_Task to complete_
The expected output is every entry, repeated word for word.

App and web page records:
▼

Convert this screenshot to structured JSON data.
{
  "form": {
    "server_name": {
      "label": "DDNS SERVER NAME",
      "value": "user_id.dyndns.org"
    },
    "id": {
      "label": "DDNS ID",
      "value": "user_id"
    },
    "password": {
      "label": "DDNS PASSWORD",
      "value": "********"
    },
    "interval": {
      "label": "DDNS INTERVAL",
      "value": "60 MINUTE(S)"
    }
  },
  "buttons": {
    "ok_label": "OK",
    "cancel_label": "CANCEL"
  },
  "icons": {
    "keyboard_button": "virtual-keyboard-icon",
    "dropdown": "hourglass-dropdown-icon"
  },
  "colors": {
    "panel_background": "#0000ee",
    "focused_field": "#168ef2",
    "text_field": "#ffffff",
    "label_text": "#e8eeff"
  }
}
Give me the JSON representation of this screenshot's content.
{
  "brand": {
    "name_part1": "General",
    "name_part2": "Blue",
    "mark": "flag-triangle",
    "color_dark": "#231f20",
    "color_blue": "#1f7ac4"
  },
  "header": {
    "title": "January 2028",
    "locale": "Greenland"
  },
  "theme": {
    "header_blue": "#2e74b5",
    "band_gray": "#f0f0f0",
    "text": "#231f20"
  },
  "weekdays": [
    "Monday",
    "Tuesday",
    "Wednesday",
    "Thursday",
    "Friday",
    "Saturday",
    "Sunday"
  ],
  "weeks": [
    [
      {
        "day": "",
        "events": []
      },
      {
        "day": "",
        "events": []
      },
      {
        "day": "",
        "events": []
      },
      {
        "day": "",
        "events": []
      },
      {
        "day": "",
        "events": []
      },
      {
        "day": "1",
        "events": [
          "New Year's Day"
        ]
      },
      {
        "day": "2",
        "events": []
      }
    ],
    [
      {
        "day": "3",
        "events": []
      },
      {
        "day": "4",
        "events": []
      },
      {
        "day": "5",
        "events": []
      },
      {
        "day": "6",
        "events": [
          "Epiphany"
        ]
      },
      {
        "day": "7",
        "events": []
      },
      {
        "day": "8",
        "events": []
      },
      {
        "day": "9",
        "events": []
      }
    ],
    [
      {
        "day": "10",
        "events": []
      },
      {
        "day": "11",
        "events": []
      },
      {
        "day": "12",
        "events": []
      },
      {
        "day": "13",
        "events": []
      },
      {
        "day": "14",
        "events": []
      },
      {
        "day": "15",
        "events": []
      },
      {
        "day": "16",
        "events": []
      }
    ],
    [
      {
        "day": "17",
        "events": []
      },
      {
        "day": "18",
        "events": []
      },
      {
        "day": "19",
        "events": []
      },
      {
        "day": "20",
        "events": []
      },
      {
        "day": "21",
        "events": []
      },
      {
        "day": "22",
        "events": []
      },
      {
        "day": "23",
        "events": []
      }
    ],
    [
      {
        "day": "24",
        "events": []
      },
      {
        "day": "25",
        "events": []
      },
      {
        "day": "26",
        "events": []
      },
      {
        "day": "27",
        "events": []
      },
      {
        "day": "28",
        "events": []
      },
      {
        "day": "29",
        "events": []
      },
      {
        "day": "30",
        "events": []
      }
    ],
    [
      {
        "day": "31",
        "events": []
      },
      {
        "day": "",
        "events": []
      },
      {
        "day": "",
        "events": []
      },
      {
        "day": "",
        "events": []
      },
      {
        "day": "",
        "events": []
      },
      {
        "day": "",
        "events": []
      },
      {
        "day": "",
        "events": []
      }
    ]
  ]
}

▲

_Solution to the exercise_
Convert this screenshot to structured JSON data.
{
  "form": {
    "server_name": {
      "label": "DDNS SERVER NAME",
      "value": "user_id.dyndns.org"
    },
    "id": {
      "label": "DDNS ID",
      "value": "user_id"
    },
    "password": {
      "label": "DDNS PASSWORD",
      "value": "********"
    },
    "interval": {
      "label": "DDNS INTERVAL",
      "value": "60 MINUTE(S)"
    }
  },
  "buttons": {
    "ok_label": "OK",
    "cancel_label": "CANCEL"
  },
  "icons": {
    "keyboard_button": "virtual-keyboard-icon",
    "dropdown": "hourglass-dropdown-icon"
  },
  "colors": {
    "panel_background": "#0000ee",
    "focused_field": "#168ef2",
    "text_field": "#ffffff",
    "label_text": "#e8eeff"
  }
}
Give me the JSON representation of this screenshot's content.
{
  "brand": {
    "name_part1": "General",
    "name_part2": "Blue",
    "mark": "flag-triangle",
    "color_dark": "#231f20",
    "color_blue": "#1f7ac4"
  },
  "header": {
    "title": "January 2028",
    "locale": "Greenland"
  },
  "theme": {
    "header_blue": "#2e74b5",
    "band_gray": "#f0f0f0",
    "text": "#231f20"
  },
  "weekdays": [
    "Monday",
    "Tuesday",
    "Wednesday",
    "Thursday",
    "Friday",
    "Saturday",
    "Sunday"
  ],
  "weeks": [
    [
      {
        "day": "",
        "events": []
      },
      {
        "day": "",
        "events": []
      },
      {
        "day": "",
        "events": []
      },
      {
        "day": "",
        "events": []
      },
      {
        "day": "",
        "events": []
      },
      {
        "day": "1",
        "events": [
          "New Year's Day"
        ]
      },
      {
        "day": "2",
        "events": []
      }
    ],
    [
      {
        "day": "3",
        "events": []
      },
      {
        "day": "4",
        "events": []
      },
      {
        "day": "5",
        "events": []
      },
      {
        "day": "6",
        "events": [
          "Epiphany"
        ]
      },
      {
        "day": "7",
        "events": []
      },
      {
        "day": "8",
        "events": []
      },
      {
        "day": "9",
        "events": []
      }
    ],
    [
      {
        "day": "10",
        "events": []
      },
      {
        "day": "11",
        "events": []
      },
      {
        "day": "12",
        "events": []
      },
      {
        "day": "13",
        "events": []
      },
      {
        "day": "14",
        "events": []
      },
      {
        "day": "15",
        "events": []
      },
      {
        "day": "16",
        "events": []
      }
    ],
    [
      {
        "day": "17",
        "events": []
      },
      {
        "day": "18",
        "events": []
      },
      {
        "day": "19",
        "events": []
      },
      {
        "day": "20",
        "events": []
      },
      {
        "day": "21",
        "events": []
      },
      {
        "day": "22",
        "events": []
      },
      {
        "day": "23",
        "events": []
      }
    ],
    [
      {
        "day": "24",
        "events": []
      },
      {
        "day": "25",
        "events": []
      },
      {
        "day": "26",
        "events": []
      },
      {
        "day": "27",
        "events": []
      },
      {
        "day": "28",
        "events": []
      },
      {
        "day": "29",
        "events": []
      },
      {
        "day": "30",
        "events": []
      }
    ],
    [
      {
        "day": "31",
        "events": []
      },
      {
        "day": "",
        "events": []
      },
      {
        "day": "",
        "events": []
      },
      {
        "day": "",
        "events": []
      },
      {
        "day": "",
        "events": []
      },
      {
        "day": "",
        "events": []
      },
      {
        "day": "",
        "events": []
      }
    ]
  ]
}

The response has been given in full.